THE DATA:
------------

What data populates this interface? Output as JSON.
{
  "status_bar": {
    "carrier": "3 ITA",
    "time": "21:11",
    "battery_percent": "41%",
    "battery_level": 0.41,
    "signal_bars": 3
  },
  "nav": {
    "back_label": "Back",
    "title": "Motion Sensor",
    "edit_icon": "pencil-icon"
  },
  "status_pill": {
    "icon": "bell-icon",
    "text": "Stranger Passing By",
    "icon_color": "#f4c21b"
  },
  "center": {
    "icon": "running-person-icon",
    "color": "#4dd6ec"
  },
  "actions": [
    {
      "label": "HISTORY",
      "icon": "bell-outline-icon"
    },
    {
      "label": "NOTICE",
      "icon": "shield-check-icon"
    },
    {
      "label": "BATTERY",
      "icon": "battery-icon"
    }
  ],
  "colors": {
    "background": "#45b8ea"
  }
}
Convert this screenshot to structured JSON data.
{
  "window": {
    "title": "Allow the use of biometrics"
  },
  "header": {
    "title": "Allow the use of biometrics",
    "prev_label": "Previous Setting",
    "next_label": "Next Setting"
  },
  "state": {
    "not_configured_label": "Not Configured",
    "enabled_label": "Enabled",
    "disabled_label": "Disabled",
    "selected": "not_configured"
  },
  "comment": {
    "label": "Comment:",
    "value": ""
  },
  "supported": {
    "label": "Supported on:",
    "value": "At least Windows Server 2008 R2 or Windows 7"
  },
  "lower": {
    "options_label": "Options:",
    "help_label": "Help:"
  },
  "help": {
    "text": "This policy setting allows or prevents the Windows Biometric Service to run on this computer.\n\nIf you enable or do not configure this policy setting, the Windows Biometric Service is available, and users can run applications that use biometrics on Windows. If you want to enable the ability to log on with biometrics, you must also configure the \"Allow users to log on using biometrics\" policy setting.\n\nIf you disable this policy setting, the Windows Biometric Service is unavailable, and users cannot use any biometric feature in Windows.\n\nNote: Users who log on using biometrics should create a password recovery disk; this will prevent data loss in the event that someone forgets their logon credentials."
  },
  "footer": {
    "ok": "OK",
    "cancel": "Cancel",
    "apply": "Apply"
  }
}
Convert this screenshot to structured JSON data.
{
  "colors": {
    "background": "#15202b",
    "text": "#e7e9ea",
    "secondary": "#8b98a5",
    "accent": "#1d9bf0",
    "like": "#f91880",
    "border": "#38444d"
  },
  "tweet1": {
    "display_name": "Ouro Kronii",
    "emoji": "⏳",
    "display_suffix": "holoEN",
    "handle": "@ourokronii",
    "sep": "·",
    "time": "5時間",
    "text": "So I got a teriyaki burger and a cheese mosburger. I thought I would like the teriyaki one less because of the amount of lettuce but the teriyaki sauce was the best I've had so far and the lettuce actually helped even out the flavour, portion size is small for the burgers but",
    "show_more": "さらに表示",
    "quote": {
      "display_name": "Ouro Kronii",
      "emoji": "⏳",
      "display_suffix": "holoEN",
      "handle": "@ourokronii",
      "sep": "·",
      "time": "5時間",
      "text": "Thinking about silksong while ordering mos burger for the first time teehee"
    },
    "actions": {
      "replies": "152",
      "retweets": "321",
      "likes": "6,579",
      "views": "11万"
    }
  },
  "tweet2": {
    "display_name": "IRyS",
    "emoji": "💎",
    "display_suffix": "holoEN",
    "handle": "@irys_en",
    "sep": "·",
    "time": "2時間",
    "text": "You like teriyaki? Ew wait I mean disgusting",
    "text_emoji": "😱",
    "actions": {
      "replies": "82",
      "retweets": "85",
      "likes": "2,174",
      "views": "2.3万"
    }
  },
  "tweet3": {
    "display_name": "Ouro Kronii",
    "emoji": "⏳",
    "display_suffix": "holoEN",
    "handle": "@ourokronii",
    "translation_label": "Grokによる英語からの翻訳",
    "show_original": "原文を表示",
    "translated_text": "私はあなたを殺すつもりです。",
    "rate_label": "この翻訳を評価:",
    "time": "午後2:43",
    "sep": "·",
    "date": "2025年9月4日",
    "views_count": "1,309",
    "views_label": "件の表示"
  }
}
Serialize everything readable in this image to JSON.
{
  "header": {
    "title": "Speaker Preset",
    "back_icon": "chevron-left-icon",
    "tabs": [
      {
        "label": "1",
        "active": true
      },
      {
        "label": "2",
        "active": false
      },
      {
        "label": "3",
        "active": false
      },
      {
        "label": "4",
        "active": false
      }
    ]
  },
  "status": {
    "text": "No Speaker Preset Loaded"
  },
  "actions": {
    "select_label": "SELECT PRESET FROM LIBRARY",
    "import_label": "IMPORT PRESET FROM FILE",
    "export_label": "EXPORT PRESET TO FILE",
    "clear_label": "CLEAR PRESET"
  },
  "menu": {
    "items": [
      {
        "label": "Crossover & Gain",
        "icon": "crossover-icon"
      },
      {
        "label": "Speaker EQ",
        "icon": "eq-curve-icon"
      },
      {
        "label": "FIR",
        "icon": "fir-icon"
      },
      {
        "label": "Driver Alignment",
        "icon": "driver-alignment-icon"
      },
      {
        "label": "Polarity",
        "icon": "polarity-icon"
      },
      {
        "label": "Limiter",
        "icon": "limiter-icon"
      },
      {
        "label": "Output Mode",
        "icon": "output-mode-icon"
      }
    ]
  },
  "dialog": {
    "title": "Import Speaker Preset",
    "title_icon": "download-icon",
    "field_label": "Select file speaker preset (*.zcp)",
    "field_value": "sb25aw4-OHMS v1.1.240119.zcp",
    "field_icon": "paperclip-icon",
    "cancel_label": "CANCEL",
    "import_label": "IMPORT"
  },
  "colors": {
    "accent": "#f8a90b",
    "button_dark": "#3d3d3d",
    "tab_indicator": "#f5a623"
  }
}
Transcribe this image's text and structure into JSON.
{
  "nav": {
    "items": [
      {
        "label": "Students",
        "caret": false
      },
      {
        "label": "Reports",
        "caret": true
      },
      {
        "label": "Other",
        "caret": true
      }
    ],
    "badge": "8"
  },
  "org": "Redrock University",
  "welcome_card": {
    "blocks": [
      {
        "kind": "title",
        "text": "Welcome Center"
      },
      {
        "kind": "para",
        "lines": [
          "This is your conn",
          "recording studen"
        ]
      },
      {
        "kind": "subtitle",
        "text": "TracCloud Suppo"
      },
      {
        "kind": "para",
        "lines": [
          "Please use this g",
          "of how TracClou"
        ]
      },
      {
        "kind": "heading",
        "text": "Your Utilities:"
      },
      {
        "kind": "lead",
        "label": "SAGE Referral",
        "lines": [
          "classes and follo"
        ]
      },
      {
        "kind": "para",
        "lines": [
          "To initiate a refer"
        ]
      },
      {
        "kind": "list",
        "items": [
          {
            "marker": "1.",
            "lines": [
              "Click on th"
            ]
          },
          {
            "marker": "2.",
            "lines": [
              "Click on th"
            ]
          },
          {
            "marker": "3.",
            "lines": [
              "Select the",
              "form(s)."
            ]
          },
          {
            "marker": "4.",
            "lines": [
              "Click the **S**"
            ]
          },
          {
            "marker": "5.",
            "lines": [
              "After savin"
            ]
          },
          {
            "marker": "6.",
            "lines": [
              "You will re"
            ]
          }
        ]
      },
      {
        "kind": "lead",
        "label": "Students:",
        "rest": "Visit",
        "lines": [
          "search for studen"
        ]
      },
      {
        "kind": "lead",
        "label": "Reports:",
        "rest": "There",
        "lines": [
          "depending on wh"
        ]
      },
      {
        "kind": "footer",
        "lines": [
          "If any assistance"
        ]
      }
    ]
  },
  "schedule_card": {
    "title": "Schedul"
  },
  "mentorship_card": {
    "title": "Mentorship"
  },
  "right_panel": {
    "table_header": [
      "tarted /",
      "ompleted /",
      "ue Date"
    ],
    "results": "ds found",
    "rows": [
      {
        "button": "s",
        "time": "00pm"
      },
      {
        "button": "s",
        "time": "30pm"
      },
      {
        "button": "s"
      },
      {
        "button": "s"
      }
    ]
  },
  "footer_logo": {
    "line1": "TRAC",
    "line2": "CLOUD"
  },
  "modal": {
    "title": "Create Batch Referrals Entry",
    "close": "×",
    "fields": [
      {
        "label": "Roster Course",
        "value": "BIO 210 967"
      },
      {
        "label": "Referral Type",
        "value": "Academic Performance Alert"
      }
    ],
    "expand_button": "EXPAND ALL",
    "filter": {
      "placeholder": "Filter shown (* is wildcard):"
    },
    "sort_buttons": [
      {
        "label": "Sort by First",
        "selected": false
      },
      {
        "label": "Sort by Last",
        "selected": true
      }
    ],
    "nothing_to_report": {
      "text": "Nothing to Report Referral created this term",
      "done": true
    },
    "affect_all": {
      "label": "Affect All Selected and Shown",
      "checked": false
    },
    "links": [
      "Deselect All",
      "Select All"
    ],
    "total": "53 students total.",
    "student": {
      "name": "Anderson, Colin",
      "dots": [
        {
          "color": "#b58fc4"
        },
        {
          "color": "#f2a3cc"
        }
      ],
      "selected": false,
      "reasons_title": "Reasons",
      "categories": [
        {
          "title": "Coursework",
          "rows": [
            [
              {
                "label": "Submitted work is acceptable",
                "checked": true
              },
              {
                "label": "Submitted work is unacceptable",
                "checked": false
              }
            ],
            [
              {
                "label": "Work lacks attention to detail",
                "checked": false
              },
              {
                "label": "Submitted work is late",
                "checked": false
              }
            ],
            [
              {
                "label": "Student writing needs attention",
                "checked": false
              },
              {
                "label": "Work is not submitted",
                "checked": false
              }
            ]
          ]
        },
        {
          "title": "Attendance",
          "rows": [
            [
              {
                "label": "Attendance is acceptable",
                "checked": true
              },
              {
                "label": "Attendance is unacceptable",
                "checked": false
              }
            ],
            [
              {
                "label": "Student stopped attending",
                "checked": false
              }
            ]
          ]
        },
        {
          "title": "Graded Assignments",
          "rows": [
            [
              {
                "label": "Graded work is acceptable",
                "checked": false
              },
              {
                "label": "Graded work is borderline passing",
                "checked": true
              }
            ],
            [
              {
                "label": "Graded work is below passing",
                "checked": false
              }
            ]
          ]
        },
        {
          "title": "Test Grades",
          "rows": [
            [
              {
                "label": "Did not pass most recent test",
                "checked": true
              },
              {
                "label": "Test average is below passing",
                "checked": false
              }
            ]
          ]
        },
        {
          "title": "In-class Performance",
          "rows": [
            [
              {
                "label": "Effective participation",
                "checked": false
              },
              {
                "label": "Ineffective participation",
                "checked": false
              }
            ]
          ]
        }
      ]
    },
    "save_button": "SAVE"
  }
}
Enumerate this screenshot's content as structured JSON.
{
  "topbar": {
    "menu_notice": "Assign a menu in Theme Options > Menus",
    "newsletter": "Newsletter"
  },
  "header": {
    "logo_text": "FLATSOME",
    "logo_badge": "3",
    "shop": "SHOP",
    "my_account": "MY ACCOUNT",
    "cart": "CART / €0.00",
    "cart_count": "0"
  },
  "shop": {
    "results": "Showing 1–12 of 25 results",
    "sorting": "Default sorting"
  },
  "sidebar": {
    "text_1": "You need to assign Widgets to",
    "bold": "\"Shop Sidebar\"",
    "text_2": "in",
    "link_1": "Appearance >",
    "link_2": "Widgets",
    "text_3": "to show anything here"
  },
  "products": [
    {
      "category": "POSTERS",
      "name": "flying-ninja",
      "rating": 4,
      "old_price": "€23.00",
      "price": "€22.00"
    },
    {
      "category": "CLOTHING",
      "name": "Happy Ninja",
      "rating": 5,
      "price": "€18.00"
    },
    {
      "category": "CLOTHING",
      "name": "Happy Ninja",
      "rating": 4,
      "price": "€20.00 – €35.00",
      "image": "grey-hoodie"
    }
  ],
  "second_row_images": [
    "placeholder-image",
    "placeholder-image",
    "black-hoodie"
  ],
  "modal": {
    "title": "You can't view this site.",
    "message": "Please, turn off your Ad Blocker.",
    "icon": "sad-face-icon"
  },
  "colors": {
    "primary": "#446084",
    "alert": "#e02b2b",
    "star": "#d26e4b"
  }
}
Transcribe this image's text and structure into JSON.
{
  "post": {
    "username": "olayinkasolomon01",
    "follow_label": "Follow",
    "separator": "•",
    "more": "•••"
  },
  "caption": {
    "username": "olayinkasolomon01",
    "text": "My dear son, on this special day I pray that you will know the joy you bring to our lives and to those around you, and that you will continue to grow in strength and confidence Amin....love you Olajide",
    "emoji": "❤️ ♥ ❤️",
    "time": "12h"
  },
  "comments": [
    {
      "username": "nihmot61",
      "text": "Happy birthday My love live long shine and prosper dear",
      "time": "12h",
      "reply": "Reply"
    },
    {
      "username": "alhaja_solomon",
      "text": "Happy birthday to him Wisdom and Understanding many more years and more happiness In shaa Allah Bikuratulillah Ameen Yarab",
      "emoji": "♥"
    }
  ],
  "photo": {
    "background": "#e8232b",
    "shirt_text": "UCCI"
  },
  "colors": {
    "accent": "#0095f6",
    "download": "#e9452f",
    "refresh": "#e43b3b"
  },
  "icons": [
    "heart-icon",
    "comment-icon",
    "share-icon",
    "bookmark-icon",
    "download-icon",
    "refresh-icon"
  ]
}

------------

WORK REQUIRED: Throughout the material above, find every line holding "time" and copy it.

TASK OUTPUT:
    "time": "21:11",
    "time": "5時間",
      "time": "5時間",
      "text": "Thinking about silksong while ordering mos burger for the first time teehee"
    "time": "2時間",
    "time": "午後2:43",
        "time": "00pm"
        "time": "30pm"
    "time": "12h"
      "time": "12h",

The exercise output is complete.